## Directions for this task
Using the records below, find every line that includes "modified" and copy it.

App and web page records:
◆ ◆ ◆
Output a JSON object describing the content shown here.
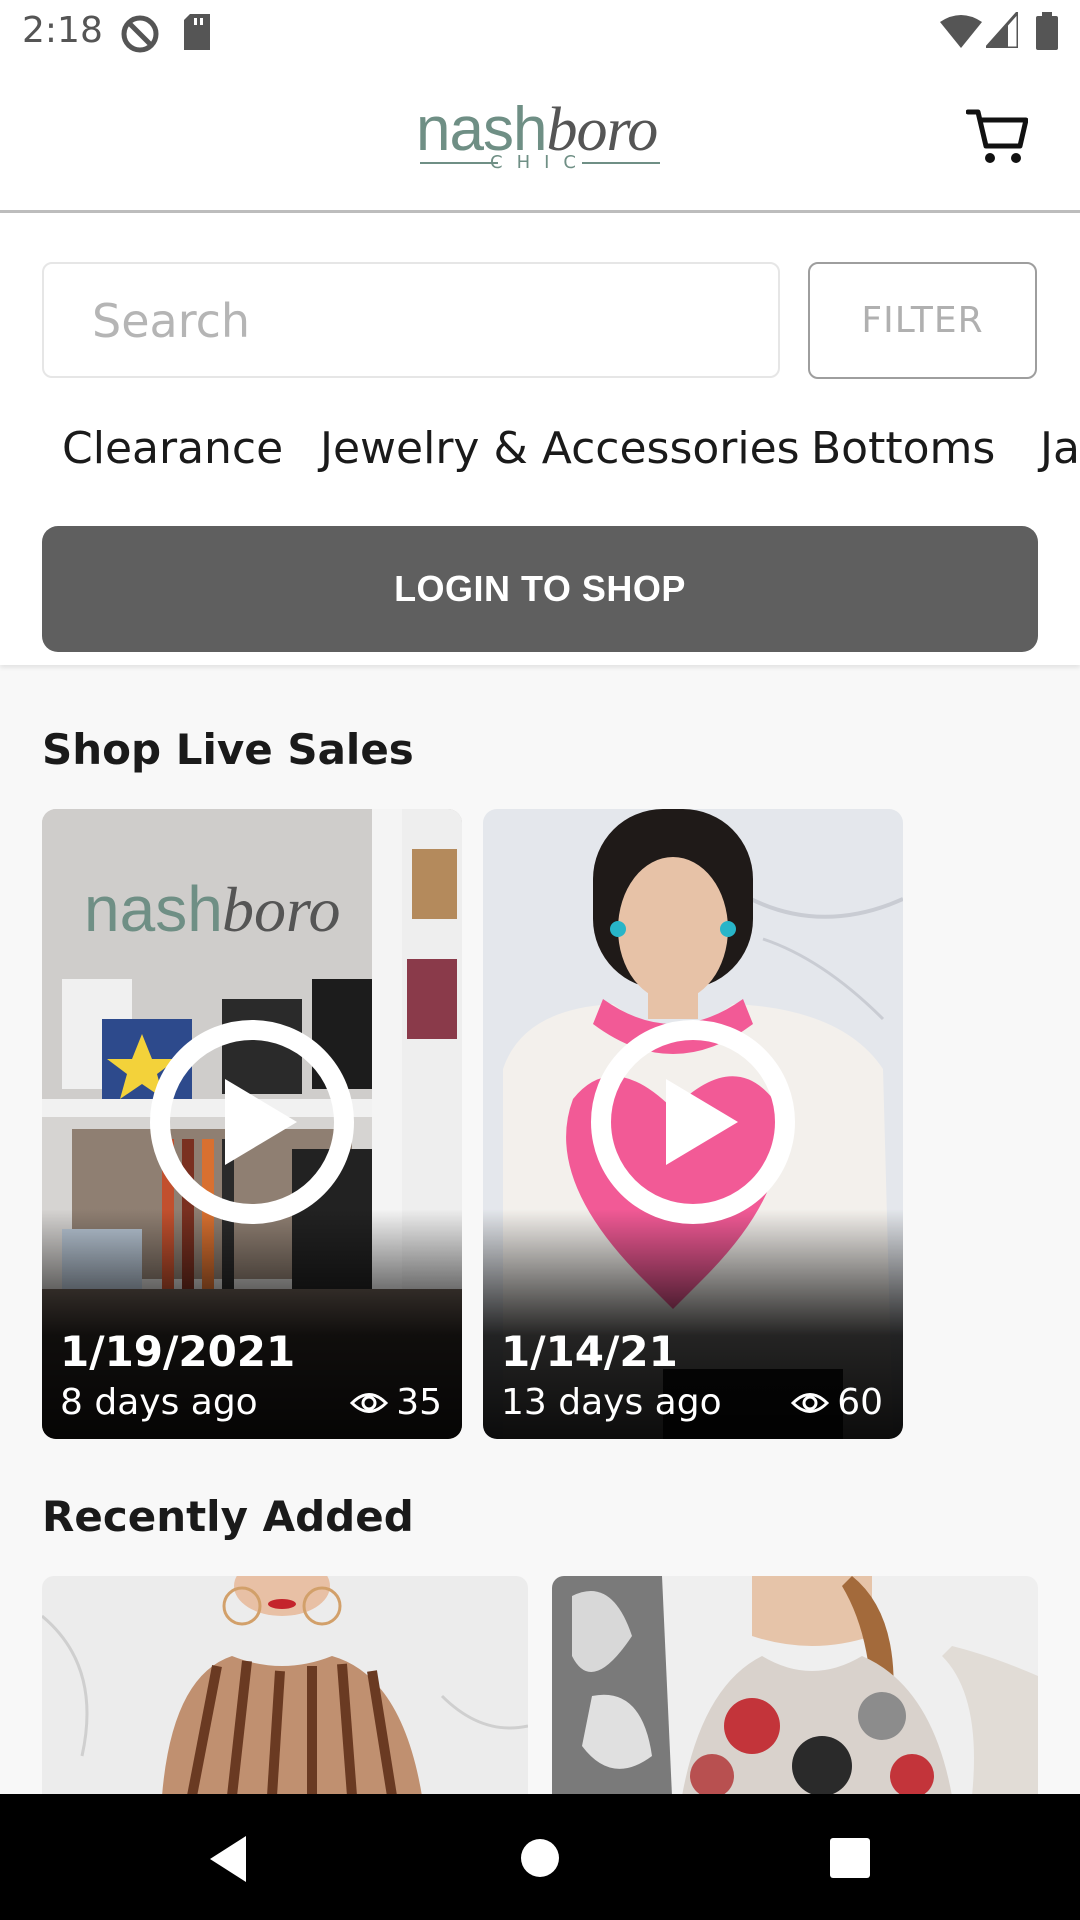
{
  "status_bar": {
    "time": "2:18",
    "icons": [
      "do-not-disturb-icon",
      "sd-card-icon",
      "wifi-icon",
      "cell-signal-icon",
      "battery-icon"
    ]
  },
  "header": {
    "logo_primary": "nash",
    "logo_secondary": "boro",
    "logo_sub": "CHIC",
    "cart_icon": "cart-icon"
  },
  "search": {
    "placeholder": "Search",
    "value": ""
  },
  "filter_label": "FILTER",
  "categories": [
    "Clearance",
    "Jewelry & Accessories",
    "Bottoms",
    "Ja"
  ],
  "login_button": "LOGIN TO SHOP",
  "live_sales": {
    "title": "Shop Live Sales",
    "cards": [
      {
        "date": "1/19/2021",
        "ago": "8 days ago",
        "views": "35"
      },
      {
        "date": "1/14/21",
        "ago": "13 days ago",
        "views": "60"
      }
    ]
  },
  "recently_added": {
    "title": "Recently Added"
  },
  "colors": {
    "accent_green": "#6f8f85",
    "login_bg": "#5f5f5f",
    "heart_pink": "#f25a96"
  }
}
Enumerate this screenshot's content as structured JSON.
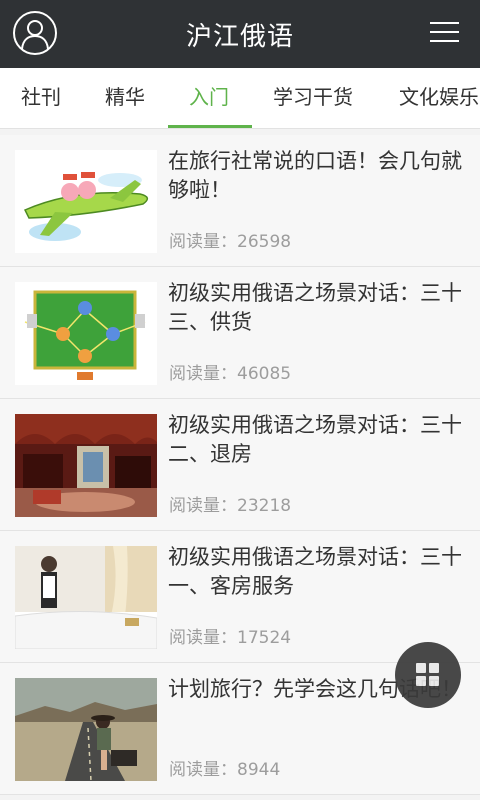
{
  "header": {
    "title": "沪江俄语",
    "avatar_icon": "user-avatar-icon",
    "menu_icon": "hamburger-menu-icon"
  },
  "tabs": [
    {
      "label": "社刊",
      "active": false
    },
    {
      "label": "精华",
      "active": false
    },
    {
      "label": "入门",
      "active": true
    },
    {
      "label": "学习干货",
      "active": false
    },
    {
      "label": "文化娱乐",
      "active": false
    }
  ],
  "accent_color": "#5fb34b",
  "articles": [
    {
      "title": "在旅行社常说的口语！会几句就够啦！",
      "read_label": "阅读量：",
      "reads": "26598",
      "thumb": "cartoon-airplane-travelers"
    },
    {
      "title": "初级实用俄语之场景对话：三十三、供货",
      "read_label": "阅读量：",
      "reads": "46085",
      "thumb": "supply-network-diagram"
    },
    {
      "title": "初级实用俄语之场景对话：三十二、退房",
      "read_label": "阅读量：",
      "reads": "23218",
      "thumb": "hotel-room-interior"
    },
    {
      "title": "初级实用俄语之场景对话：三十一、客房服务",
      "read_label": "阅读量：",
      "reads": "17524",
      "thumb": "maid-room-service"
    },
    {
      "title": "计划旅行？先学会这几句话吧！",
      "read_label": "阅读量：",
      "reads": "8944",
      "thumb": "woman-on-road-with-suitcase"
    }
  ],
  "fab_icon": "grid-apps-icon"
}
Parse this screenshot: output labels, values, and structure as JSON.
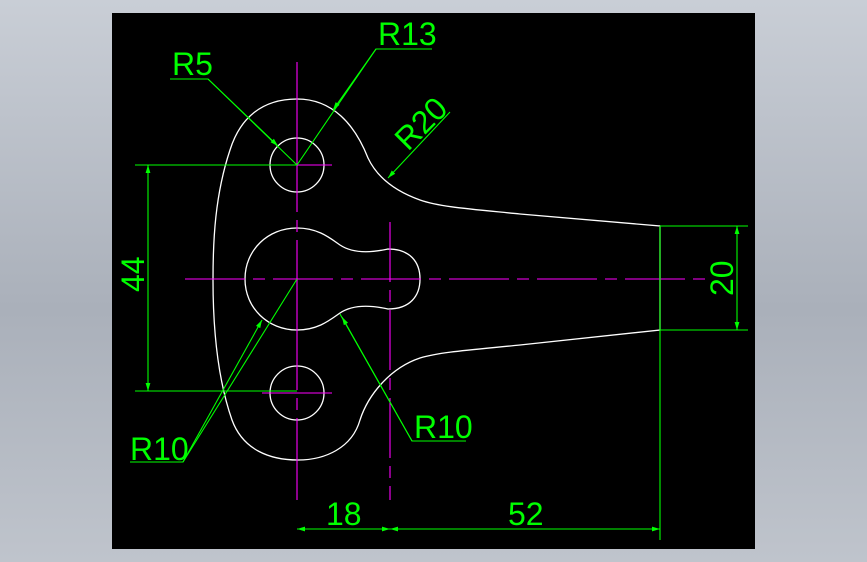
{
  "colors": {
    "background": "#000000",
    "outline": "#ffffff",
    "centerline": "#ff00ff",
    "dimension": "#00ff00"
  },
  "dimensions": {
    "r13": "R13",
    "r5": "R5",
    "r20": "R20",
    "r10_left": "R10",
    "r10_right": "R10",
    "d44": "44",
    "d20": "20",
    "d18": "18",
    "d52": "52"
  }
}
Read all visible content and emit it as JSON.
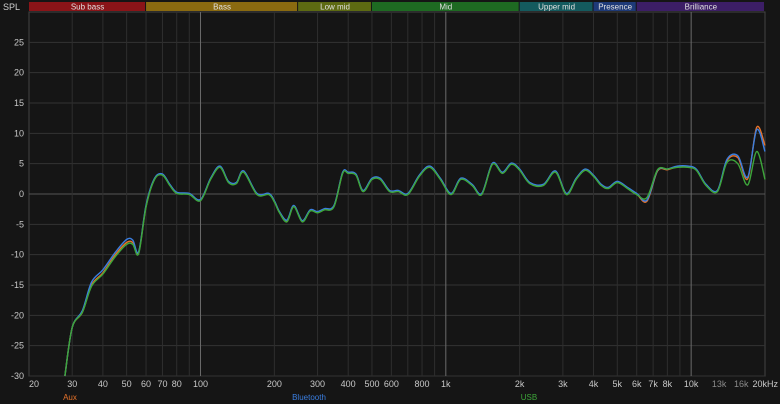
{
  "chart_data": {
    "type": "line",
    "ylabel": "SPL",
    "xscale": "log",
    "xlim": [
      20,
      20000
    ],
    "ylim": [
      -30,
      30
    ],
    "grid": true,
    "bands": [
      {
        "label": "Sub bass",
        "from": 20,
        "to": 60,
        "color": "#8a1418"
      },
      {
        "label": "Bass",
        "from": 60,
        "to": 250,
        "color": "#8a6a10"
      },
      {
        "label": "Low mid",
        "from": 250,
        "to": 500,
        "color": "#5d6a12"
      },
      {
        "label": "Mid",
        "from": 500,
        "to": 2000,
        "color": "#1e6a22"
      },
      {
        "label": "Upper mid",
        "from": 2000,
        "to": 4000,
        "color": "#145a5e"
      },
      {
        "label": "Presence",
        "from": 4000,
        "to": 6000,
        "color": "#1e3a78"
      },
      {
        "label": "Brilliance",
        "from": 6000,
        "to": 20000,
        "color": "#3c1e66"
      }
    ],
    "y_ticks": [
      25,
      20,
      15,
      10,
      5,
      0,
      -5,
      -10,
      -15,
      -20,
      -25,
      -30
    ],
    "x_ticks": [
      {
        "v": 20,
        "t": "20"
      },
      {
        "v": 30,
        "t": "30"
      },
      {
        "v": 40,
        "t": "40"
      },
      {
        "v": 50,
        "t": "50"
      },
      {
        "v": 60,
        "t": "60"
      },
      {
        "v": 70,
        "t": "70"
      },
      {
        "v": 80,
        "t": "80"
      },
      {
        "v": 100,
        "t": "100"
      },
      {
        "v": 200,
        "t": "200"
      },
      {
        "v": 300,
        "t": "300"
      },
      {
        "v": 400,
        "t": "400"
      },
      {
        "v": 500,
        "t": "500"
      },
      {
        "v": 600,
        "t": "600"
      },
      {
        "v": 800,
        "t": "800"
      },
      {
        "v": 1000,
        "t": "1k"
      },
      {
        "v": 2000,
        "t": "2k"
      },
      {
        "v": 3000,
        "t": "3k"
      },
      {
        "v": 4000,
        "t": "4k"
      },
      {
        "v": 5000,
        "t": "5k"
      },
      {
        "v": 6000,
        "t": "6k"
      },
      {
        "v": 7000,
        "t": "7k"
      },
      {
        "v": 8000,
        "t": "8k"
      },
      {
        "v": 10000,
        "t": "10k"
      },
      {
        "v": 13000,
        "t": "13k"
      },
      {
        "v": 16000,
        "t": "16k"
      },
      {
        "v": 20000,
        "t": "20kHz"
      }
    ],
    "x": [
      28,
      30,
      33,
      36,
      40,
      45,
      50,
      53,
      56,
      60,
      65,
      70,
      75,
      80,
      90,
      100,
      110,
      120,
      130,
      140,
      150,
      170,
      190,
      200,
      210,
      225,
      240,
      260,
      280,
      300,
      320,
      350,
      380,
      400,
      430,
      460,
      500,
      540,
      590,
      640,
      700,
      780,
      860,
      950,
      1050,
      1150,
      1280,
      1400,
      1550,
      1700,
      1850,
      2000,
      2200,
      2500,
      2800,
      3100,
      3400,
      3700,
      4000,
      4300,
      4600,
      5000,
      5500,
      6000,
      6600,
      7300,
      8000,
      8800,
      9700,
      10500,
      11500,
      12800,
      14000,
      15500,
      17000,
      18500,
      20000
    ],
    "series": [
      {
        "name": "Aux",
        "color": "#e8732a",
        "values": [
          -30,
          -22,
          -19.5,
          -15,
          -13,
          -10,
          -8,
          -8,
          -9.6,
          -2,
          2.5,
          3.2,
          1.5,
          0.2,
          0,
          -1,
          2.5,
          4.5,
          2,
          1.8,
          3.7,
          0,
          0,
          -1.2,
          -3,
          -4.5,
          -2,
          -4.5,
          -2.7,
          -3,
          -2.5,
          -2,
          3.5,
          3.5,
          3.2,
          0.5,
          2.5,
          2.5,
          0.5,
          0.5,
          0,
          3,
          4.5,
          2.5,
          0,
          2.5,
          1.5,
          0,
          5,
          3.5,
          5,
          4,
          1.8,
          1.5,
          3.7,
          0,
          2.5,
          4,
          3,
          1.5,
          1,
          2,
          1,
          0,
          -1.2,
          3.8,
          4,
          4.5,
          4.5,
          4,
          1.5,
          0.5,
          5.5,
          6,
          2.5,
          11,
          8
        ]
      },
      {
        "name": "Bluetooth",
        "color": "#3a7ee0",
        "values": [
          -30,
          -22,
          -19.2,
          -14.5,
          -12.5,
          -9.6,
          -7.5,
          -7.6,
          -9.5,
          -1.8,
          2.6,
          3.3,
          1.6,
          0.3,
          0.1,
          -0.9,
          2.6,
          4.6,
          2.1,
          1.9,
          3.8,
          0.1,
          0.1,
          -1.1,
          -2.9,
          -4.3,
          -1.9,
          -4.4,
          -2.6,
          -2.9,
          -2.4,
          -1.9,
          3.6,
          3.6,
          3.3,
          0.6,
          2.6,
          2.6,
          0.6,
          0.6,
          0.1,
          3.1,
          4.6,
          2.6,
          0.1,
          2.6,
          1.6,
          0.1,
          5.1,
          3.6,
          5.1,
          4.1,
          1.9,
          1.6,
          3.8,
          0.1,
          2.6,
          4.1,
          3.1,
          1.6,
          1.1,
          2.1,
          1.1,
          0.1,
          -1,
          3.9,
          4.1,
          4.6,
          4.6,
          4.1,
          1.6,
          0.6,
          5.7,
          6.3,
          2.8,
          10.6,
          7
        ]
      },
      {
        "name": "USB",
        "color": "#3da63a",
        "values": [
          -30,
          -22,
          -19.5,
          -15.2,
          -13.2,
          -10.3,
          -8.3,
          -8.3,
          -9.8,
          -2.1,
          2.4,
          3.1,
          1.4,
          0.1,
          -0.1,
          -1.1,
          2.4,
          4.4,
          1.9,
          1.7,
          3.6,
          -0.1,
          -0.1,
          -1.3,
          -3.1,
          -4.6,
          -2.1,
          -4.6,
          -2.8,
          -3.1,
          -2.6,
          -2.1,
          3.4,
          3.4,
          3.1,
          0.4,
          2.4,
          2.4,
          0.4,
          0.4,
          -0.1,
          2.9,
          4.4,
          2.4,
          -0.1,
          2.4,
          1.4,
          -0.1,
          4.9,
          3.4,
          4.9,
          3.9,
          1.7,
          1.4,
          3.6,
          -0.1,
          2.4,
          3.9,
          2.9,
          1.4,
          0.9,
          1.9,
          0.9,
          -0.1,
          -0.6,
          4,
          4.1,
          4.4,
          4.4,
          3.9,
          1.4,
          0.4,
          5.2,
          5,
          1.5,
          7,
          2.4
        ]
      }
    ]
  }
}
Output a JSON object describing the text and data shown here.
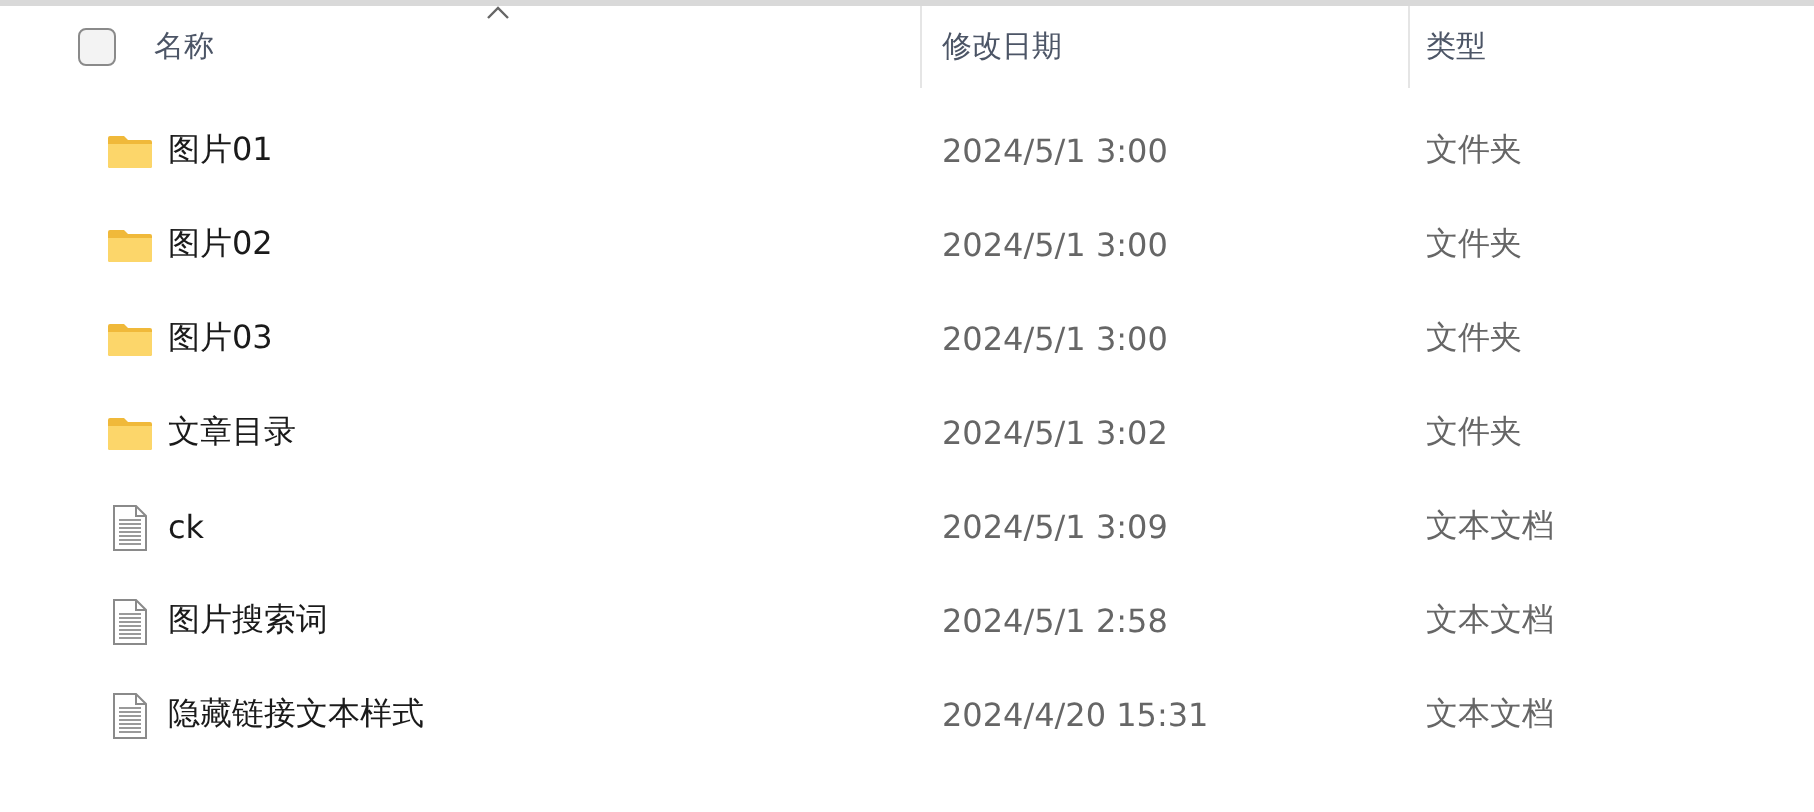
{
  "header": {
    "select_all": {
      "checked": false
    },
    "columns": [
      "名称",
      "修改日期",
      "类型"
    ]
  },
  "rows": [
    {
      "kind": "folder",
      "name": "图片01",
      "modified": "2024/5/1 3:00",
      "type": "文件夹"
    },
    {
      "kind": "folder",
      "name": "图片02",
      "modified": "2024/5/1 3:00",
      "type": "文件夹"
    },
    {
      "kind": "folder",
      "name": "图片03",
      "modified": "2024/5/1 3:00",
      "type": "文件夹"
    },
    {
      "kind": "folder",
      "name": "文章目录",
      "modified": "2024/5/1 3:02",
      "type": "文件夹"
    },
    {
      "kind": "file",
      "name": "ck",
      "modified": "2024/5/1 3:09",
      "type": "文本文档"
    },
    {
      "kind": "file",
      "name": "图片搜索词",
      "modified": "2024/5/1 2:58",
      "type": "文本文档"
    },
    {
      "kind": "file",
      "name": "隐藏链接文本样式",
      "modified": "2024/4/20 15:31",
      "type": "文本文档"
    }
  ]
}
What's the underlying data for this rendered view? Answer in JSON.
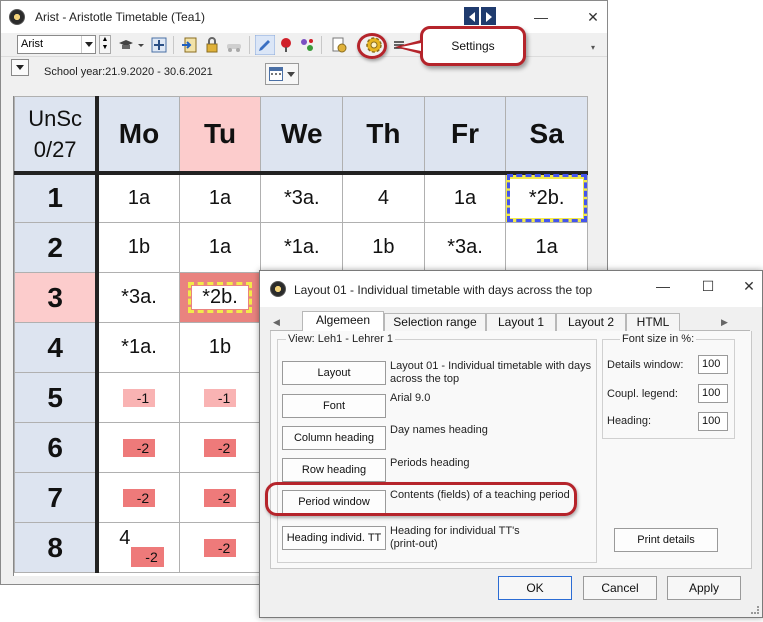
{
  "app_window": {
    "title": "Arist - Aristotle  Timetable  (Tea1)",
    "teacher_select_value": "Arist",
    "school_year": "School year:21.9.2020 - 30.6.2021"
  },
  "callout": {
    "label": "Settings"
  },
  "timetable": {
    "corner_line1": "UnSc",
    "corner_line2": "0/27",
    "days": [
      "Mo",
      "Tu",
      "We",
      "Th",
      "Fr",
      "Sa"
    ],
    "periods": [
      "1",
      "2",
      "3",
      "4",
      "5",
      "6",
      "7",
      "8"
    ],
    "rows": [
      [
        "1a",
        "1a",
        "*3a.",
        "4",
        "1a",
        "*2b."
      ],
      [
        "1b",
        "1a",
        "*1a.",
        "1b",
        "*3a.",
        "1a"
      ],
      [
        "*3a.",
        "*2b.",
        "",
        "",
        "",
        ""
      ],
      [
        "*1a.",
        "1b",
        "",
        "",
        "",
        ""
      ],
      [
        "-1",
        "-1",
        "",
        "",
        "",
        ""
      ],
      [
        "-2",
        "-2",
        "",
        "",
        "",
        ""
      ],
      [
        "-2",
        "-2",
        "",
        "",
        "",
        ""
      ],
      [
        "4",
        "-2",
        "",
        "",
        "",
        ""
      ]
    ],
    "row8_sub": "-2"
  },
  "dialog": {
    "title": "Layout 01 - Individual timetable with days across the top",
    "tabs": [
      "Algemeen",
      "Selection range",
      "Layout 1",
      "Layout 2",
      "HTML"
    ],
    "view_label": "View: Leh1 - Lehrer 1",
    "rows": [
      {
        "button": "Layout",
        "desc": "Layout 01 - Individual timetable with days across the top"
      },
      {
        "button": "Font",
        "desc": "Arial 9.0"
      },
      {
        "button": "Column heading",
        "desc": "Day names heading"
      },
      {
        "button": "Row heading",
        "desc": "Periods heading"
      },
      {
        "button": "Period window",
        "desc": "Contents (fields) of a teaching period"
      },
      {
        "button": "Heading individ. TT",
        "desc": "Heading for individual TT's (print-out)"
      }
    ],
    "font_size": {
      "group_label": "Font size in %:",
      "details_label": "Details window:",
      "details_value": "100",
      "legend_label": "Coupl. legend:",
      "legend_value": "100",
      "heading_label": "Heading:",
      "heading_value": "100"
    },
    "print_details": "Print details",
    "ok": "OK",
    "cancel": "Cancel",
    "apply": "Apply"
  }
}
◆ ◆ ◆
## Result for this task
      "modified": "2024/5/1 3:00",
      "modified": "2024/5/1 3:00",
      "modified": "2024/5/1 3:00",
      "modified": "2024/5/1 3:02",
      "modified": "2024/5/1 3:09",
      "modified": "2024/5/1 2:58",
      "modified": "2024/4/20 15:31",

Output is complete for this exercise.